The effects of binge drinking on college students' next-day academic test-taking performance and mood state
Article first published online: 10 MAR 2010
© 2010 The Authors. Journal compilation © 2010 Society for the Study of Addiction
Volume 105, Issue 4, pages 655–665, April 2010
How to Cite
Howland, J., Rohsenow, D. J., Greece, J. A., Littlefield, C. A., Almeida, A., Heeren, T., Winter, M., Bliss, C. A., Hunt, S. and Hermos, J. (2010), The effects of binge drinking on college students' next-day academic test-taking performance and mood state.
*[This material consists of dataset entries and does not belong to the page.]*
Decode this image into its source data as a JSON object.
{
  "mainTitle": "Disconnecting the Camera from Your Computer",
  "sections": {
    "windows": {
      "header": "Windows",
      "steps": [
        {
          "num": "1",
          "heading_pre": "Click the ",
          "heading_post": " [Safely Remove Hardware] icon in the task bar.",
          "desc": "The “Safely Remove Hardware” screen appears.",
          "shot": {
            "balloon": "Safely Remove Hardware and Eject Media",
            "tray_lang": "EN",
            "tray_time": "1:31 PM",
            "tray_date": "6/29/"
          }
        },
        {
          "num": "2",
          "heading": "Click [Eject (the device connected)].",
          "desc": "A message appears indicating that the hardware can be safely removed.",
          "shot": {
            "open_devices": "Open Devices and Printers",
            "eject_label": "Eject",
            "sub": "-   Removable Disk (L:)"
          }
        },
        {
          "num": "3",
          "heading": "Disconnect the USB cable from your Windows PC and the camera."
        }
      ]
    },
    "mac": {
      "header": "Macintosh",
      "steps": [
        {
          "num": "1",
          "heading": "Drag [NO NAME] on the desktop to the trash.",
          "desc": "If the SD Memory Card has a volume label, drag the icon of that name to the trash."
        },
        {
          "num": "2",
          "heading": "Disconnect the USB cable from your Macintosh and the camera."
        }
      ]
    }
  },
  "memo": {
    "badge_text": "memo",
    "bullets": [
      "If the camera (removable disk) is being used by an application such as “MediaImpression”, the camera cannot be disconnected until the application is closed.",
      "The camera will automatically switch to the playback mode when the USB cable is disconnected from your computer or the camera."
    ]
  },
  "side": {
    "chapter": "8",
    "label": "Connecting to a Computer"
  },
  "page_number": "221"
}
Addiction, 105: 655–665. doi: 10.1111/j.1360-0443.2009.02880.x
- Issue published online: 10 MAR 2010
- Article first published online: 10 MAR 2010
- Submitted 27 July 2009; initial review completed 30 September 2009; final version accepted 29 October 2009
- Academic performance;
- binge drinking;
- mood state;
- neurocognitive performance;
Aim To assess the effects of binge drinking on students' next-day academic test-taking performance.
Design A placebo-controlled cross-over design with randomly assigned order of conditions. Participants were randomized to either alcoholic beverage [mean = 0.12 g% breath alcohol concentration (BrAC)] or placebo on the first night and then received the other beverage a week later. The next day, participants were assessed on test-taking, neurocognitive performance and mood state.
Participants A total of 196 college students (≥21 years) recruited from greater Boston.
Setting The trial was conducted at the General Clinical Research Center at the Boston Medical Center.
Measurements The Graduate Record Examinations© (GREs) and a quiz on a lecture presented the previous day measured test-taking performance; the Neurobehavioral Evaluation System (NES3) and the Psychomotor Vigilance Test (PVT) measured neurocognitive performance; and the Profile of Mood States (POMS) measured mood.
Findings Test-taking performance was not affected on the morning after alcohol administration, but mood state and attention/reaction-time were affected.
Conclusion Drinking to a level of 0.12 g% BrAC does not affect next-day test-taking performance, but does affect some neurocognitive measures and mood state.